At shows, I'd like to see credit given to the designer of the quilts, whether an original design or a pattern, and to the quilter as well as the piecer. I was at a show recently where there were about 6 or more quilts made with the identical pattern--the quilters had taken the same class at a local shop--using very similar fabrics. Each quilt was very nice and for some reason, one was chosen for an award--I'd like to know why a quilt is chosen for an award, what attribute made it a winner. We'd all learn something from that.

annieQ said...

So many of you have good comments. Amy has made a comment on her reason for making copies of old quilts. One of the wonderful reasons for being a part of the quilt world, is that there are aspects that appeal to everyone.

My entire focus is on doing original work. But others are here for their own reasons. As long as we are true to ourselves; whether it be original work, baby stuff, or antique reproductions; we will all be happy people!

Do your own thing.

Ann Fahl

Jessim said...

I've designed many of my quilts (I've never shown anything, I'm not that good.)

Most of the time when I post them, someone says "ooh, I've been wanting to make that pattern". Turns out I am not that creative, as the patterns I've designed are often already published by someone else.

annieQ said...

Jessim,
Continue to create your own ideas. Many quilters assume, that whatever they see has been made from a pattern.

Many of my quilts will never be made into patterns. Creating a pattern that everyone can understand is a time consuming challenge. I only want to make quilts, not patterns.

corinne said...

Thank you as someone who does use some patterns to help me learn a new technique.(Judy Niemeyer) I am shocked by the same designs being used over and over again. And all claim to be originial designs.

annieQ said...

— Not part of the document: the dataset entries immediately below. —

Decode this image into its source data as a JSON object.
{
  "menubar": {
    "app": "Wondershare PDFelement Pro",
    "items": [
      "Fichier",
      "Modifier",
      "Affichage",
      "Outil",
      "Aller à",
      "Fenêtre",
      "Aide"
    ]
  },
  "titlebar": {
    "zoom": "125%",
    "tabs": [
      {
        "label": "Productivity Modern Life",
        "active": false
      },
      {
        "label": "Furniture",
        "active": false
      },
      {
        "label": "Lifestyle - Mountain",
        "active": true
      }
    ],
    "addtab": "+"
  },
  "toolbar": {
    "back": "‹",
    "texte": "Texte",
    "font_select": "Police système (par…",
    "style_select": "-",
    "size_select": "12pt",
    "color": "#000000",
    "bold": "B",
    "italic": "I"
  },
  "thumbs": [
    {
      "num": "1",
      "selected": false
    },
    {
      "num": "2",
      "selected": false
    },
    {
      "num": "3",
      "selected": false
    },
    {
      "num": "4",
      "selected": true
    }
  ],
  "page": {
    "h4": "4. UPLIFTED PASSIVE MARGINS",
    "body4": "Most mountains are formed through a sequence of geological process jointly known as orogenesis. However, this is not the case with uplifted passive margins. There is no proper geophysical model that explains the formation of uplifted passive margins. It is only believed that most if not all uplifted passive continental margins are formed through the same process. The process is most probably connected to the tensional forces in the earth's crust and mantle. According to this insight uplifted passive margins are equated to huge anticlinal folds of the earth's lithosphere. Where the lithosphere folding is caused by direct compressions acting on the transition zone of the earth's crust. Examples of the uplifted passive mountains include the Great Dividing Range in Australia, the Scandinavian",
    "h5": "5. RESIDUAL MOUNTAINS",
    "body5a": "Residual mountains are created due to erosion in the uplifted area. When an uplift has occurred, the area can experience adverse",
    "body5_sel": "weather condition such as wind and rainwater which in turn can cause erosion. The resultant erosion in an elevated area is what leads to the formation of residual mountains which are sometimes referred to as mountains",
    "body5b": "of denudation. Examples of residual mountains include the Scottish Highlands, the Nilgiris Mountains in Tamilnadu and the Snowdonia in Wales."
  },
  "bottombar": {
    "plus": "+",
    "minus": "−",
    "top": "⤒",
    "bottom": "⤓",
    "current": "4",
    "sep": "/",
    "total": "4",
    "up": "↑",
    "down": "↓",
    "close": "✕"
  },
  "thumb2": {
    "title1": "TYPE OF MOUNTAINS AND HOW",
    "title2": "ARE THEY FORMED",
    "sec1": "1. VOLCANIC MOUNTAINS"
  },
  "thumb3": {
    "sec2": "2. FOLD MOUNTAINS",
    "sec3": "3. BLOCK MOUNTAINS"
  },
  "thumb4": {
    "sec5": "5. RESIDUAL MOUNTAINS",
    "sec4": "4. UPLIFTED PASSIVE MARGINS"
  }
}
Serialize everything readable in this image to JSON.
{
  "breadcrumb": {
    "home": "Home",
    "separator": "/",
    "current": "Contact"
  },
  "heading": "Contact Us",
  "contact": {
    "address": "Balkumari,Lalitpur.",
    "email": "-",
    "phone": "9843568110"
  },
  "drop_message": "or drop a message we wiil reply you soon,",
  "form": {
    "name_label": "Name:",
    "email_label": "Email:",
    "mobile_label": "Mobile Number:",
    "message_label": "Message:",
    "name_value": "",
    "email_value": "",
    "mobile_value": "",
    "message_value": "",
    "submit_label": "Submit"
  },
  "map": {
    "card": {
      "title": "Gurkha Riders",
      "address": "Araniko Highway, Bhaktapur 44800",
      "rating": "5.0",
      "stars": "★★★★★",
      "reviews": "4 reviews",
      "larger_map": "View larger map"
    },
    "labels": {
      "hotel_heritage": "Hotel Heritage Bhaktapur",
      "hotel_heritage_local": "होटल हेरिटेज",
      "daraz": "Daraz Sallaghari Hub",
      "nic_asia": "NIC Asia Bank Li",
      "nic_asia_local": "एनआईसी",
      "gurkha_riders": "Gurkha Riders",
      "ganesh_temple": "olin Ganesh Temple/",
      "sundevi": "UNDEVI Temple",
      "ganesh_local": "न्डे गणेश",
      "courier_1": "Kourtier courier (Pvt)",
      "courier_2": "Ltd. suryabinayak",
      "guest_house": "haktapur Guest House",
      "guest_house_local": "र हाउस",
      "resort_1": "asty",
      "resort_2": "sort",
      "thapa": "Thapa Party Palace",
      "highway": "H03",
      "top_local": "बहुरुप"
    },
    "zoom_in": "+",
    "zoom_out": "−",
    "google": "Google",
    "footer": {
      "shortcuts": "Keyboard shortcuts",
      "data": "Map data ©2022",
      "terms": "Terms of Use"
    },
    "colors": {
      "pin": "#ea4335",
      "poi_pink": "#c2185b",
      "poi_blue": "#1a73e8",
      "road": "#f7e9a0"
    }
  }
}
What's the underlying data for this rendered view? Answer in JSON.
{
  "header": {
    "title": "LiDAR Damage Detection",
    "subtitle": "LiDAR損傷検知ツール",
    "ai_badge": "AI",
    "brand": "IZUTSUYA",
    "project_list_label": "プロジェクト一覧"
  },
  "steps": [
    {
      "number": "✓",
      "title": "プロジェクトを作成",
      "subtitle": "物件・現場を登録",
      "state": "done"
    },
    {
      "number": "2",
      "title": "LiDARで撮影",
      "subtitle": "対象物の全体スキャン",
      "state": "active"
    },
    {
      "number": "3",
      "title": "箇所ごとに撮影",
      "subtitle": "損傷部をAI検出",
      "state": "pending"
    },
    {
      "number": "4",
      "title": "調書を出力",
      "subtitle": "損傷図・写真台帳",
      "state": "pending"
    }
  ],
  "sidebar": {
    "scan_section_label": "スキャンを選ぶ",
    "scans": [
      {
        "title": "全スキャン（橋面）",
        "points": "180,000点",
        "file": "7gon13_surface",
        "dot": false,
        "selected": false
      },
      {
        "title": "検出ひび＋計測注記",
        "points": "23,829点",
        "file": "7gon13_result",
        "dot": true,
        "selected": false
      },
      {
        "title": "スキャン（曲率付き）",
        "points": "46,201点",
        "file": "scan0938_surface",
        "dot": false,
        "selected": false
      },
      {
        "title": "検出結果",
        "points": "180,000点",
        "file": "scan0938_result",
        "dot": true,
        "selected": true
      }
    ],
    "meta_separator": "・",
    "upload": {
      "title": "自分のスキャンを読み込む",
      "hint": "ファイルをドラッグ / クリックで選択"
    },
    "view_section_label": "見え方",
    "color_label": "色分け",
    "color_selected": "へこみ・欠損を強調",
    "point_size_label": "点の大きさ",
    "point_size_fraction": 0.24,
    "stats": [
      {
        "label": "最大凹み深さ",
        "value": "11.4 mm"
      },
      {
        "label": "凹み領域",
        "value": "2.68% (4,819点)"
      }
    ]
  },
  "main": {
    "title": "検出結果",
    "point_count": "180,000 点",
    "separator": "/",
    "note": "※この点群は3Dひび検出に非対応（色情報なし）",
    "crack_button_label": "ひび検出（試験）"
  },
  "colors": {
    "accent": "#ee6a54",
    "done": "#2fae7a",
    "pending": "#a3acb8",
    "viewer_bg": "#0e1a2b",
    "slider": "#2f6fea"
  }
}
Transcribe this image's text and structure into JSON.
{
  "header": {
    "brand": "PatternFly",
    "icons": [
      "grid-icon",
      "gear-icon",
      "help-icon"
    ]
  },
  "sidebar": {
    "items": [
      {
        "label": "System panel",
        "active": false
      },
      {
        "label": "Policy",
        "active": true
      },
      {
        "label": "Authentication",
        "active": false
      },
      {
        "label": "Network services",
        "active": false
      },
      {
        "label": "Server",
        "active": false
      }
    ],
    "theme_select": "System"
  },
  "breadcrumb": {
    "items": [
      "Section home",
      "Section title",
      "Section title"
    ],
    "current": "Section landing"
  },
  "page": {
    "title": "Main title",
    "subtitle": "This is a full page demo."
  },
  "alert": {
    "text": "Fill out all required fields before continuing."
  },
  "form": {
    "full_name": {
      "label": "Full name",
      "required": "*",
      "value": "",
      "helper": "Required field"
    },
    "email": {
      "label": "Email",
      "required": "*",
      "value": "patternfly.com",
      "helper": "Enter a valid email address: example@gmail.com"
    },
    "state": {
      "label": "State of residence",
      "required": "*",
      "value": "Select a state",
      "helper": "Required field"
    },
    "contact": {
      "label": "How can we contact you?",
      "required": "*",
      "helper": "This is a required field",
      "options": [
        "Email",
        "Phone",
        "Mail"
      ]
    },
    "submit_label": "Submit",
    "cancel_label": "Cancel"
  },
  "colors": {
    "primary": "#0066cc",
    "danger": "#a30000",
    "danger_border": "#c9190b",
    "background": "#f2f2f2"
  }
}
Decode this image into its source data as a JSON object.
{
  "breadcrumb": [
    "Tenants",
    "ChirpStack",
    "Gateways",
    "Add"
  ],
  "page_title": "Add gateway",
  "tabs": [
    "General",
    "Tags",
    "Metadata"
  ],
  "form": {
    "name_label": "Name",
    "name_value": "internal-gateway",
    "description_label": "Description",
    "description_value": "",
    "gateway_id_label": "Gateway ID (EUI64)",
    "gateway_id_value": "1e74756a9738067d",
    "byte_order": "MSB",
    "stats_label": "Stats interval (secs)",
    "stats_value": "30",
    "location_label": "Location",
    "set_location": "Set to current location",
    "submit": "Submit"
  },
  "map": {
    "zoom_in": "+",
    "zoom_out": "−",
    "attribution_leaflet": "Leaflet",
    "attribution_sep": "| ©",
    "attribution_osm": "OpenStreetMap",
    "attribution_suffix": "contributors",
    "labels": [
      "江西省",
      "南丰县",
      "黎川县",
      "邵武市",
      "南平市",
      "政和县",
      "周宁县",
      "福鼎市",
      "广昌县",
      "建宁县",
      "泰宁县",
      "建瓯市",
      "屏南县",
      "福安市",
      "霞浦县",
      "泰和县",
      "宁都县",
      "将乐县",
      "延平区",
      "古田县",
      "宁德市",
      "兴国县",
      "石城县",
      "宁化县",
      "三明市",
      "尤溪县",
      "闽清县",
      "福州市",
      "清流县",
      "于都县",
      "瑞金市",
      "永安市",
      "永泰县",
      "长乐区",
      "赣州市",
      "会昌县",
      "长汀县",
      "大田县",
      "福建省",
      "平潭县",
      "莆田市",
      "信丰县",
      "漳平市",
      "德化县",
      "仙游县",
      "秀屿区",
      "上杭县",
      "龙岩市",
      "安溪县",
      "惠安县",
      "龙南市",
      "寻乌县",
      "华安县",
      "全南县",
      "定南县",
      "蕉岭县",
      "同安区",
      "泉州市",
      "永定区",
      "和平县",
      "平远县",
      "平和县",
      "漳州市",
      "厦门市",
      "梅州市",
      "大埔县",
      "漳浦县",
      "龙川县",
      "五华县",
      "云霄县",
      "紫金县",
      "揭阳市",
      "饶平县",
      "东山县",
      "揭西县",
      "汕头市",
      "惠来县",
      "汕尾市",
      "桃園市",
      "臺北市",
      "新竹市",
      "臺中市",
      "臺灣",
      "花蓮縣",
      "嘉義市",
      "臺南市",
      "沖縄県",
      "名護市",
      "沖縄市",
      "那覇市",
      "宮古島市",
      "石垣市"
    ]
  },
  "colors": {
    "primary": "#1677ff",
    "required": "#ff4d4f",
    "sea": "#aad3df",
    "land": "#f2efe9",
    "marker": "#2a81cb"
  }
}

Corinne,
Eventually you will feel like you have a strong basic knowledge of quilting, and you will free to just "jump in" with the confidence that you don't need a pattern anymore!
Ann